Keep in mind, these procedures do not have to be followed to legally pay fringes, but must be followed to take credit on Prevailing Wage projects.
A Bona Fide fringe is specifically defined in the Prevailing Wage regulations as the only type of fringe that may count towards the required Prevailing Wage rate. Bona Fide fringes are limited to:
A well constructed Company Benefit Program is not Prevailing Wage specific. Instead, the plan is constructed with benefits awarded and paid in a way that allows the company to take credit on Prevailing Wage projects. The plan should be designed to answer, not create, questions posed by employees. Simply put, the plan defines the fringe being furnished, who gets which fringe, when they get it, how calculations are performed, and how required Prevailing Wage fringes are paid. It is very important to be detailed and specific. Do not be tempted to use a fill-in-the-blank document that does not do this.
The required fringe on a Prevailing Wage project is expressed as a dollar value per hour; therefore any fringe must be expressed and paid as a dollar value per hour. A contractor who does not fund fringes this way must accept an auditor determined hourly rate as the fringe allowed.A Fixed Rate Benefit costs an employer the same amount no matter the number of hours worked or the wage of the employee (ex: health insurance). According to the Federal DOL Auditors Handbook, these benefits are to have their costs annualized. This means the cost of the benefit is spread over the number of hours worked in a year.

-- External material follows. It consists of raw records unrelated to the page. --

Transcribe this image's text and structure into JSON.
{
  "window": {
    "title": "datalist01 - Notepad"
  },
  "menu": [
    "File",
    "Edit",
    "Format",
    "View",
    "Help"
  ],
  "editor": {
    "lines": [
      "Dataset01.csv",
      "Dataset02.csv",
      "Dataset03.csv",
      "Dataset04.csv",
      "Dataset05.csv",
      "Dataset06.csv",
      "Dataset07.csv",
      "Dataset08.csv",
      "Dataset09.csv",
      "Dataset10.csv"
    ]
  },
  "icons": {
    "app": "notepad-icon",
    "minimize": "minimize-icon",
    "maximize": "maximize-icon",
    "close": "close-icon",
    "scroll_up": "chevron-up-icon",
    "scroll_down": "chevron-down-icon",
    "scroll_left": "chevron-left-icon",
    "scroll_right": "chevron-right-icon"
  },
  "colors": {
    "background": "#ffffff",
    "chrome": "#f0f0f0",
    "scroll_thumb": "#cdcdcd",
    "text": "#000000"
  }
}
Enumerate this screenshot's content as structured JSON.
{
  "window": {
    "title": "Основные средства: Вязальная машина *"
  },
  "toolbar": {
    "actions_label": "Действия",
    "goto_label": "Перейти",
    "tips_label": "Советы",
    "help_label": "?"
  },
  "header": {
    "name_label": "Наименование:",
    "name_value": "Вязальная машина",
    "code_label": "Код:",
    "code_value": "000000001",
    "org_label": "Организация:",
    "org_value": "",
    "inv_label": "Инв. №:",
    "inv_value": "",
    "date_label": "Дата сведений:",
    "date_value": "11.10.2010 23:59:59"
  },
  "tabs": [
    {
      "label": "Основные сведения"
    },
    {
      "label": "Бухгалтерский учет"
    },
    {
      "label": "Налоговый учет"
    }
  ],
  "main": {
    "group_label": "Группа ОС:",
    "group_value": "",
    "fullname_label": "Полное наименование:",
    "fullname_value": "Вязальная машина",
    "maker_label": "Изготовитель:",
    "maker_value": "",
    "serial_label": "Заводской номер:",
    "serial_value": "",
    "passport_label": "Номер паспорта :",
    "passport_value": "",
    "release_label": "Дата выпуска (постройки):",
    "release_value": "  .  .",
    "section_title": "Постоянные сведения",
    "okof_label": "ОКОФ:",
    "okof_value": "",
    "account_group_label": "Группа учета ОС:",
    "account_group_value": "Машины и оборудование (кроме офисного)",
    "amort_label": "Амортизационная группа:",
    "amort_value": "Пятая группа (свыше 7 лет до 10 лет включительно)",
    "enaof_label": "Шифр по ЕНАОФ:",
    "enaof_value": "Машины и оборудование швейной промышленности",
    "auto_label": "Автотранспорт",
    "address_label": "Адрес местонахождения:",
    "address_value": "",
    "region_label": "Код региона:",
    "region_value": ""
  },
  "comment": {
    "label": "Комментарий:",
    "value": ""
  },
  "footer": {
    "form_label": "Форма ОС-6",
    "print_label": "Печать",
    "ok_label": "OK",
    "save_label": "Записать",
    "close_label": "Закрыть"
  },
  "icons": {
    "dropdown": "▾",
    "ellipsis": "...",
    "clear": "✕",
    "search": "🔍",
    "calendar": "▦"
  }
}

A Calculated Benefit is paid as a dollar value per hour for actual hours worked and is often expressed as a percentage of the employee wage. An example of a Calculated Benefit would be a fixed (ex: 3%) 401k Pension Plan contribution. This would equate to .45/hour for a 15.00/hour wage and .60/hr for a 20.00/hour wage. Paid Time Off is another example of a Calculated Benefit.
This is self explanatory. Any fringe benefit monies paid cannot be reverted back to the employer. This does not, however, ". . . prevent return to the contractor or subcontractor of sums which he had paid in excess of the contributions actually called for by the plan, as where such excess payments result from error or from the necessity of making payments to cover the estimated cost of contributions. . ." (29 CFR 5.26).
No matter how badly a contractor wants to administer a benefit program in-house, the regulations are clear. Fringe benefit monies must be paid to an outside source and are not to be under the control of the contractor. Experienced Prevailing Wage contractors know this as one of the major reasons some fringes are not allowed when an audit is performed.